CloudflareThis is a cloud CDN service that we use to efficiently deliver files required for our service to operate such as javascript, cascading style sheets, images, and videos. (Privacy Policy)
Google Hosted LibrariesJavascript software libraries such as jQuery are loaded at endpoints on the or domains, for performance and efficiency reasons. (Privacy Policy)
Google Custom SearchThis is feature allows you to search the site. (Privacy Policy)
Google MapsSome articles have Google Maps embedded in them. (Privacy Policy)
Google ChartsThis is used to display charts and graphs on articles and the author center. (Privacy Policy)
Google AdSense Host APIThis service allows you to sign up for or associate a Google AdSense account with HubPages, so that you can earn money from ads on your articles. No data is shared unless you engage with this feature. (Privacy Policy)
Google YouTubeSome articles have YouTube videos embedded in them. (Privacy Policy)
VimeoSome articles have Vimeo videos embedded in them. (Privacy Policy)

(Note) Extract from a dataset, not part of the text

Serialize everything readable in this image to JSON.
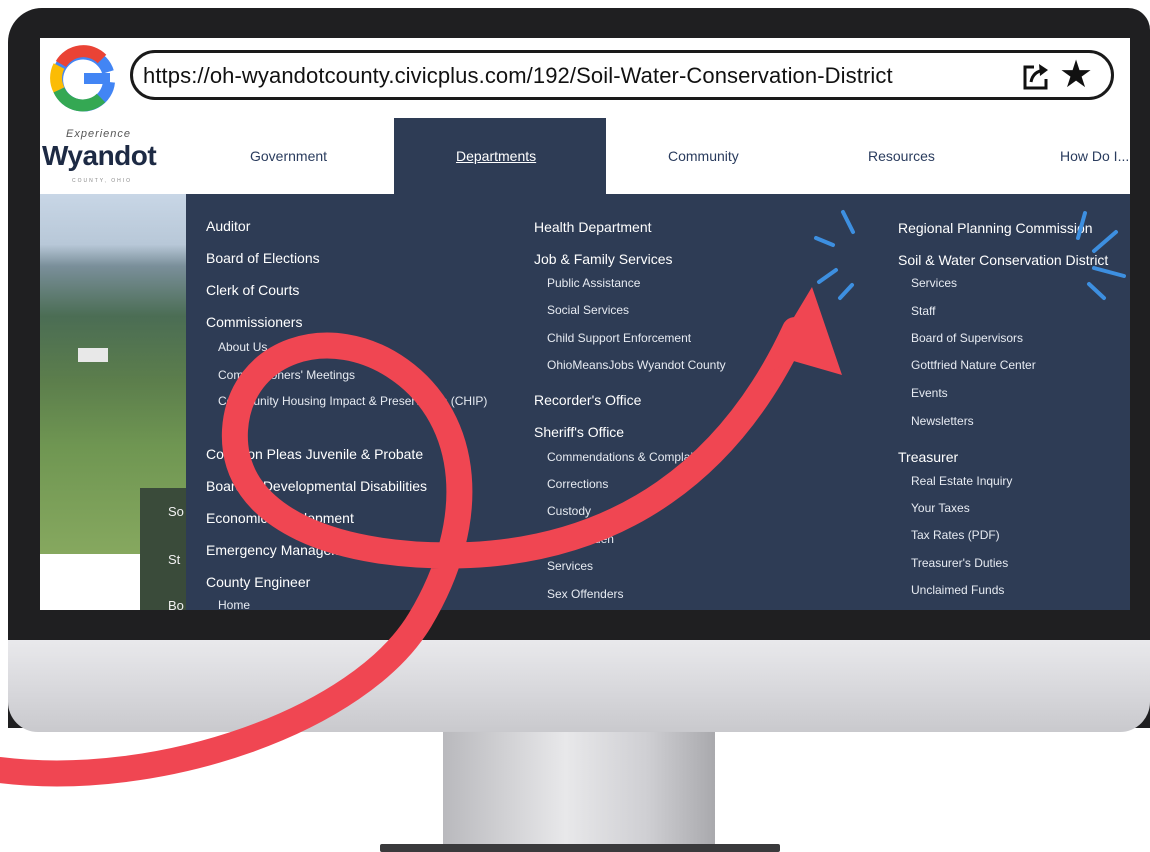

PaypalThis is used for a registered author who enrolls in the HubPages Earnings program and requests to be paid via PayPal. No data is shared with Paypal unless you engage with this feature. (Privacy Policy)
Facebook LoginYou can use this to streamline signing up for, or signing in to your Hubpages account. No data is shared with Facebook unless you engage with this feature. (Privacy Policy)
MavenThis supports the Maven widget and search functionality. (Privacy Policy)
Google AdSenseThis is an ad network. (Privacy Policy)
Google DoubleClickGoogle provides ad serving technology and runs an ad network. (Privacy Policy)
Index ExchangeThis is an ad network. (Privacy Policy)
SovrnThis is an ad network. (Privacy Policy)
Facebook AdsThis is an ad network. (Privacy Policy)
Amazon Unified Ad MarketplaceThis is an ad network. (Privacy Policy)
AppNexusThis is an ad network. (Privacy Policy)
OpenxThis is an ad network. (Privacy Policy)
Rubicon ProjectThis is an ad network. (Privacy Policy)
TripleLiftThis is an ad network. (Privacy Policy)
Say MediaWe partner with Say Media to deliver ad campaigns on our sites. (Privacy Policy)
Remarketing PixelsWe may use remarketing pixels from advertising networks such as Google AdWords, Bing Ads, and Facebook in order to advertise the HubPages Service to people that have visited our sites.
Conversion Tracking PixelsWe may use conversion tracking pixels from advertising networks such as Google AdWords, Bing Ads, and Facebook in order to identify when an advertisement has successfully resulted in the desired action, such as signing up for the HubPages Service or publishing an article on the HubPages Service.
Author Google AnalyticsThis is used to provide traffic data and reports to the authors of articles on the HubPages Service. (Privacy Policy)
ComscoreComScore is a media measurement and analytics company providing marketing data and analytics to enterprises, media and advertising agencies, and publishers. Non-consent will result in ComScore only processing obfuscated personal data. (Privacy Policy)
Amazon Tracking PixelSome articles display amazon products as part of the Amazon Affiliate program, this pixel provides traffic statistics for those products (Privacy Policy)